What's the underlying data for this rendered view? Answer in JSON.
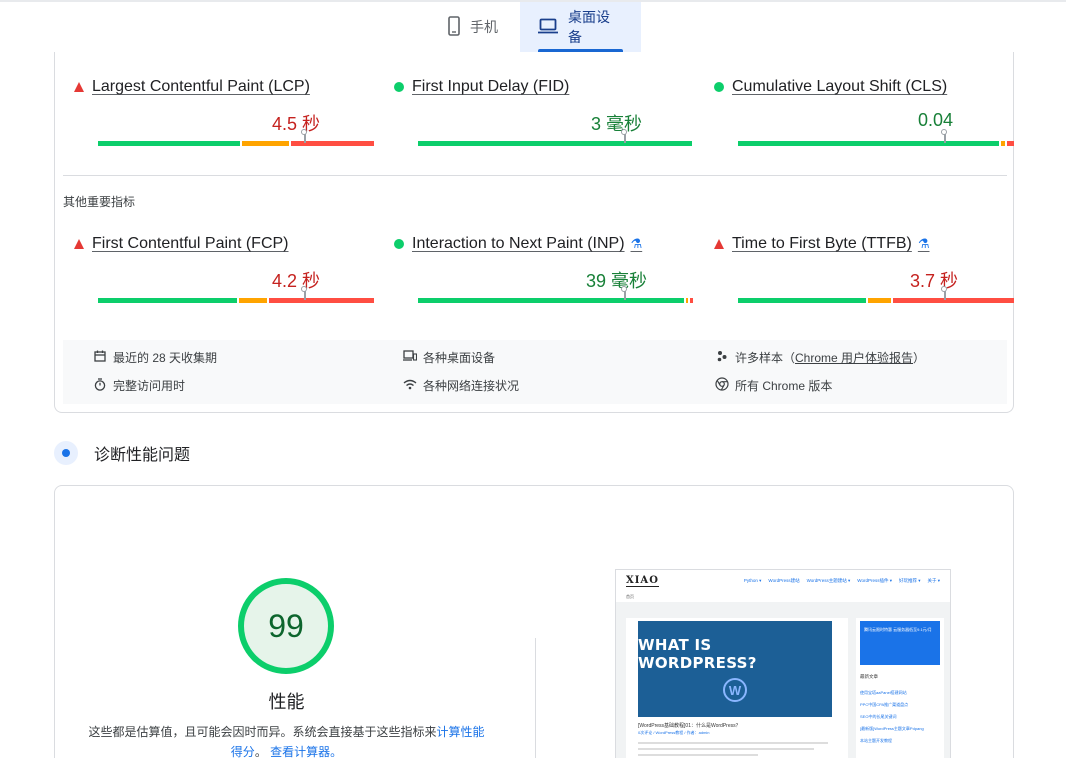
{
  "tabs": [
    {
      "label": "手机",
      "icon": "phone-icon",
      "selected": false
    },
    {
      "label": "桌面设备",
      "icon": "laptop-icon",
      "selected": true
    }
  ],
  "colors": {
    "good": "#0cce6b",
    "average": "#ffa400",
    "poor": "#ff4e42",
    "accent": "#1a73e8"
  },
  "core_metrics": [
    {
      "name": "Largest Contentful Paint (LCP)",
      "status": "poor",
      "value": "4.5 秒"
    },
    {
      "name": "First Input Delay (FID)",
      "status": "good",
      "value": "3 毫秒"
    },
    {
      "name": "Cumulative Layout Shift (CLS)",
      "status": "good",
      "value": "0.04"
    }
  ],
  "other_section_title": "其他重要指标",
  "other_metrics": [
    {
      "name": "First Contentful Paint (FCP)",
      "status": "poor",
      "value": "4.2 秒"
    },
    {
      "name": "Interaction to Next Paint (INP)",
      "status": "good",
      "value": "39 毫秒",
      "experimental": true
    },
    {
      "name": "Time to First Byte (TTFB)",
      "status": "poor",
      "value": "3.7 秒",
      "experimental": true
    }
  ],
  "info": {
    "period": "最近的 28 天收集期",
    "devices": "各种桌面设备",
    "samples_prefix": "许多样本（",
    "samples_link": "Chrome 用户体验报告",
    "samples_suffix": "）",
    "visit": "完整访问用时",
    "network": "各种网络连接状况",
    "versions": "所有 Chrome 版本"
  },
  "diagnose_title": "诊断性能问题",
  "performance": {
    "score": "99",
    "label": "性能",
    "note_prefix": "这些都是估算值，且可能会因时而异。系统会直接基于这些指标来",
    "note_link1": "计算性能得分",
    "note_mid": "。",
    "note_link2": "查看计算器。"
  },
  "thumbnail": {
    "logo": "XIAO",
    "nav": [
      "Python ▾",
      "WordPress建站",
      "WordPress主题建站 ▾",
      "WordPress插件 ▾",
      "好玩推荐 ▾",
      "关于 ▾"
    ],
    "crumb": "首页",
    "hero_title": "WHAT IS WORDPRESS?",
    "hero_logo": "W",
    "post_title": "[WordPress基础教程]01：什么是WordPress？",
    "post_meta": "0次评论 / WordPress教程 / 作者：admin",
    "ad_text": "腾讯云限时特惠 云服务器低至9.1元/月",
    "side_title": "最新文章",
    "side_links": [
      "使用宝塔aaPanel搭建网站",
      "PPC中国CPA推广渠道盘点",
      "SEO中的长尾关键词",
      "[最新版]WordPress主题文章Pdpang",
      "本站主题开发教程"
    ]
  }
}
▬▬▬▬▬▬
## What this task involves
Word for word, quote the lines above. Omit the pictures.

## Response to the task
What's the underlying data for this rendered view? Answer in JSON.
{
  "tabs": [
    {
      "label": "手机",
      "icon": "phone-icon",
      "selected": false
    },
    {
      "label": "桌面设备",
      "icon": "laptop-icon",
      "selected": true
    }
  ],
  "colors": {
    "good": "#0cce6b",
    "average": "#ffa400",
    "poor": "#ff4e42",
    "accent": "#1a73e8"
  },
  "core_metrics": [
    {
      "name": "Largest Contentful Paint (LCP)",
      "status": "poor",
      "value": "4.5 秒"
    },
    {
      "name": "First Input Delay (FID)",
      "status": "good",
      "value": "3 毫秒"
    },
    {
      "name": "Cumulative Layout Shift (CLS)",
      "status": "good",
      "value": "0.04"
    }
  ],
  "other_section_title": "其他重要指标",
  "other_metrics": [
    {
      "name": "First Contentful Paint (FCP)",
      "status": "poor",
      "value": "4.2 秒"
    },
    {
      "name": "Interaction to Next Paint (INP)",
      "status": "good",
      "value": "39 毫秒",
      "experimental": true
    },
    {
      "name": "Time to First Byte (TTFB)",
      "status": "poor",
      "value": "3.7 秒",
      "experimental": true
    }
  ],
  "info": {
    "period": "最近的 28 天收集期",
    "devices": "各种桌面设备",
    "samples_prefix": "许多样本（",
    "samples_link": "Chrome 用户体验报告",
    "samples_suffix": "）",
    "visit": "完整访问用时",
    "network": "各种网络连接状况",
    "versions": "所有 Chrome 版本"
  },
  "diagnose_title": "诊断性能问题",
  "performance": {
    "score": "99",
    "label": "性能",
    "note_prefix": "这些都是估算值，且可能会因时而异。系统会直接基于这些指标来",
    "note_link1": "计算性能得分",
    "note_mid": "。",
    "note_link2": "查看计算器。"
  },
  "thumbnail": {
    "logo": "XIAO",
    "nav": [
      "Python ▾",
      "WordPress建站",
      "WordPress主题建站 ▾",
      "WordPress插件 ▾",
      "好玩推荐 ▾",
      "关于 ▾"
    ],
    "crumb": "首页",
    "hero_title": "WHAT IS WORDPRESS?",
    "hero_logo": "W",
    "post_title": "[WordPress基础教程]01：什么是WordPress？",
    "post_meta": "0次评论 / WordPress教程 / 作者：admin",
    "ad_text": "腾讯云限时特惠 云服务器低至9.1元/月",
    "side_title": "最新文章",
    "side_links": [
      "使用宝塔aaPanel搭建网站",
      "PPC中国CPA推广渠道盘点",
      "SEO中的长尾关键词",
      "[最新版]WordPress主题文章Pdpang",
      "本站主题开发教程"
    ]
  }
}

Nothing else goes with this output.